CD of the Week – Carl Nielsen
Carl Nielsen: Symphonies 2 & 3
Many people know that Leonard Bernstein opened American ears to the music of Gustav Mahler in the early 1960s, when minds were more open to change than they are today. Few remember that he tried to do the same for the Danish composer Carl Nielsen. Bernstein recorded three of Nielsen’s six symphonies with the New York Philharmonic and a fourth with the Royal Danish Orchestra (his CBS set was rounded off by two Philadelphia symphonies from Eugene Ormandy).
Unlike Mahler, Nielsen left New York cold. Nielsen (1865-1931) was a Nordic islander who observed the disappearance of agrarian isolation and chronicled it in works of compelling beauty but no underlying message. Unlike Mahler, or his closer neighbour Sibelius, Nielsen never sought to convey anything other than pure music. Nielsen liked to start a symphony in one key and finish it in another, which was a farly modern thing to do, but his language is resolutely tonal, rooted in the 19th century with very few hints of the horrors to come.
A new cycle by the New York Philharmonic and its conductor Alan Gilbert on the Danish label Da Capo gets off to a vigorous start with the second and third symphonies, presented for some reason in reverse order. The effect is slightly regressive. Where the third symphony, titled Sinfonia Espansiva (1910-11), anticipates the folksy adaptations of Aaron Copland in his country-and-western phase, the second (1901-2) is buried in a dead Brahmsian past.
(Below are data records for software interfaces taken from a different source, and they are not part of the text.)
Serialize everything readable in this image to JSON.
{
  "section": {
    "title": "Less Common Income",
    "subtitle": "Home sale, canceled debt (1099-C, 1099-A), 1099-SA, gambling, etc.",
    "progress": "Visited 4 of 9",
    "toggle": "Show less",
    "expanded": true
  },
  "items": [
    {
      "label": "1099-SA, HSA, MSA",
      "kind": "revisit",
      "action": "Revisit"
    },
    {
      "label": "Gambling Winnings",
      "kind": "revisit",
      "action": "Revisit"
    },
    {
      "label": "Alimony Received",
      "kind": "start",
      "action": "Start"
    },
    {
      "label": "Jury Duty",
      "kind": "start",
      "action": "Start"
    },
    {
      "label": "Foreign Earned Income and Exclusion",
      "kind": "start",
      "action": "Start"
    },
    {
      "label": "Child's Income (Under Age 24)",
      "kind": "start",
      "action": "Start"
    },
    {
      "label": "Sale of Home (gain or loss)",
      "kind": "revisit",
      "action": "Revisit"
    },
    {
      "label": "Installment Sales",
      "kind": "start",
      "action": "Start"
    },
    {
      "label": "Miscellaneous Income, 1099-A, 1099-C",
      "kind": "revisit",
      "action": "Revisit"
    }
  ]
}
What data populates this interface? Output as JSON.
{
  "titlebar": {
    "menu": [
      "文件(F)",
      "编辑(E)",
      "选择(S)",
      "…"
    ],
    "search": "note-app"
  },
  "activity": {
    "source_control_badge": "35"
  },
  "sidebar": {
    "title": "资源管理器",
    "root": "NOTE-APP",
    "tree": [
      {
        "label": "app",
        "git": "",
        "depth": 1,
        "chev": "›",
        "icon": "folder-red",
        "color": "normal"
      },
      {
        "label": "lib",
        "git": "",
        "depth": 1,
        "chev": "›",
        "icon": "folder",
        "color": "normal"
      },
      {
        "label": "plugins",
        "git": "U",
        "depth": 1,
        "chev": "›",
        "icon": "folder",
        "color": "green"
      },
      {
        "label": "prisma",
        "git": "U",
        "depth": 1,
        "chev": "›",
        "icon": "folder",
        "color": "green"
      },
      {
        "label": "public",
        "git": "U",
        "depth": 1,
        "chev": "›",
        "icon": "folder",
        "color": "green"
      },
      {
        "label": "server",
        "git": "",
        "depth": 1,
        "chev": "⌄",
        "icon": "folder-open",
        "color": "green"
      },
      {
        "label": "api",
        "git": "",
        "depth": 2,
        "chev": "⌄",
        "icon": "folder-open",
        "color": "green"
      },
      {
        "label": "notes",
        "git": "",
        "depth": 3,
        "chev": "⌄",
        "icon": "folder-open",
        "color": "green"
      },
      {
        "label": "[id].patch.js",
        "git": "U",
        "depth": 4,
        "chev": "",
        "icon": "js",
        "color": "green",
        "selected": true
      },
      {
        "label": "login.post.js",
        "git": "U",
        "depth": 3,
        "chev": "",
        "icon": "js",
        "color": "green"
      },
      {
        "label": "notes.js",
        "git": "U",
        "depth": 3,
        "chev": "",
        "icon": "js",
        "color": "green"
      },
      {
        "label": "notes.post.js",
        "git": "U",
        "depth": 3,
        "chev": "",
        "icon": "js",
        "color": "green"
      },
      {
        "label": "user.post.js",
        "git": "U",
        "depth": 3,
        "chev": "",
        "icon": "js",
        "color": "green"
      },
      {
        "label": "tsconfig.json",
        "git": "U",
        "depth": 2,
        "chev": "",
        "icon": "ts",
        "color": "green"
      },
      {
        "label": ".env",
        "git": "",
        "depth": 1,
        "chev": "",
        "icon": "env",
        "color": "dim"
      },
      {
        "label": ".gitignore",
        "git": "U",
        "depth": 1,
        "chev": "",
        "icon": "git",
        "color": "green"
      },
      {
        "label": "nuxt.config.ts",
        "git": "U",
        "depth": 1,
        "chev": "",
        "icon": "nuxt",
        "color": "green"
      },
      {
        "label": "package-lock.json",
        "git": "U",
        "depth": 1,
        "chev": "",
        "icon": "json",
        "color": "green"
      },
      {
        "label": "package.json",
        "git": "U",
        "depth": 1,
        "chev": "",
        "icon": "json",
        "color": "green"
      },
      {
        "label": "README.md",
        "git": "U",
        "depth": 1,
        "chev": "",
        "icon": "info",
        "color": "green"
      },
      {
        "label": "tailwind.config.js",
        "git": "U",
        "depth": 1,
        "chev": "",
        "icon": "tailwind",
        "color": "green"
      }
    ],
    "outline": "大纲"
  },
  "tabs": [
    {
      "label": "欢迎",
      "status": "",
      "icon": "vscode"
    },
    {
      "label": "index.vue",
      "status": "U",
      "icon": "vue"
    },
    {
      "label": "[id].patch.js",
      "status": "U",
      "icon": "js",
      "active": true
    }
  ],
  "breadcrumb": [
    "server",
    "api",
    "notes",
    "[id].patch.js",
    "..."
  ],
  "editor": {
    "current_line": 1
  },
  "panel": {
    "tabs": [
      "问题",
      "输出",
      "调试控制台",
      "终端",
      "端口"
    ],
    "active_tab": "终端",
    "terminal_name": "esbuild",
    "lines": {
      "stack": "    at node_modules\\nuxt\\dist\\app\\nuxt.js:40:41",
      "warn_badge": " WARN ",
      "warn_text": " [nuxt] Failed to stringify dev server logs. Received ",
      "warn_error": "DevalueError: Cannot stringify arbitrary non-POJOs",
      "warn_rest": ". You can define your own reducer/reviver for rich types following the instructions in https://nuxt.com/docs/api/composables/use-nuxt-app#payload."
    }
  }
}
Soloist for soloist, the playing is superior to the Bernstein set and Gilbert’s propulsion more vivid than Herbert Blomstedt’s rather heavy-handed San Francisco Decca set. This is as trusty a pair of Nielsens as you will find on modern records. All I miss is the sense of discovery – that wide-eared air of amazement that Bernstein’s New Yorkers brought to underplayed scores.
Three dazzling pianists
Anna Gourari, Canto Oscuro
ECM New Series
A multiple competition winner whose career got stuck in Germany, Gourari has just switched labels to good effect and presented, between muted Bach contemplations, two shockingly percussive works by Sofia Gubaidulina and Paul Hindemith. It’s a compelling, original programme and I’d pay good money to hear it live.
The French pianist’s debut disc consists of music by women composers – Clara Schumann, Chaminade, Marianna von Martinez, all vaguely familiar, and Mel Bonis (1858-1937), who writes in an agreeable, pre-Debussy mode for the salons of her time. Not a major discovery, but never less than charming.
Alexandre Tharaud, Amour
The soundtrack album to Michael Haneke’s new film consists of small pieces by Schubert, Beethoven and Bach-Busoni, played by Tharaud with slightly clipped precision, allowing no indulgence for the romantic title.
Norman Lebrecht is a regular presenter on BBC Radio 3 and a contributor to the Wall Street Journal, Bloomberg and other publications. He has written 12 books about music, the most recent being Why Mahler? He hosts the blog Slipped Disc.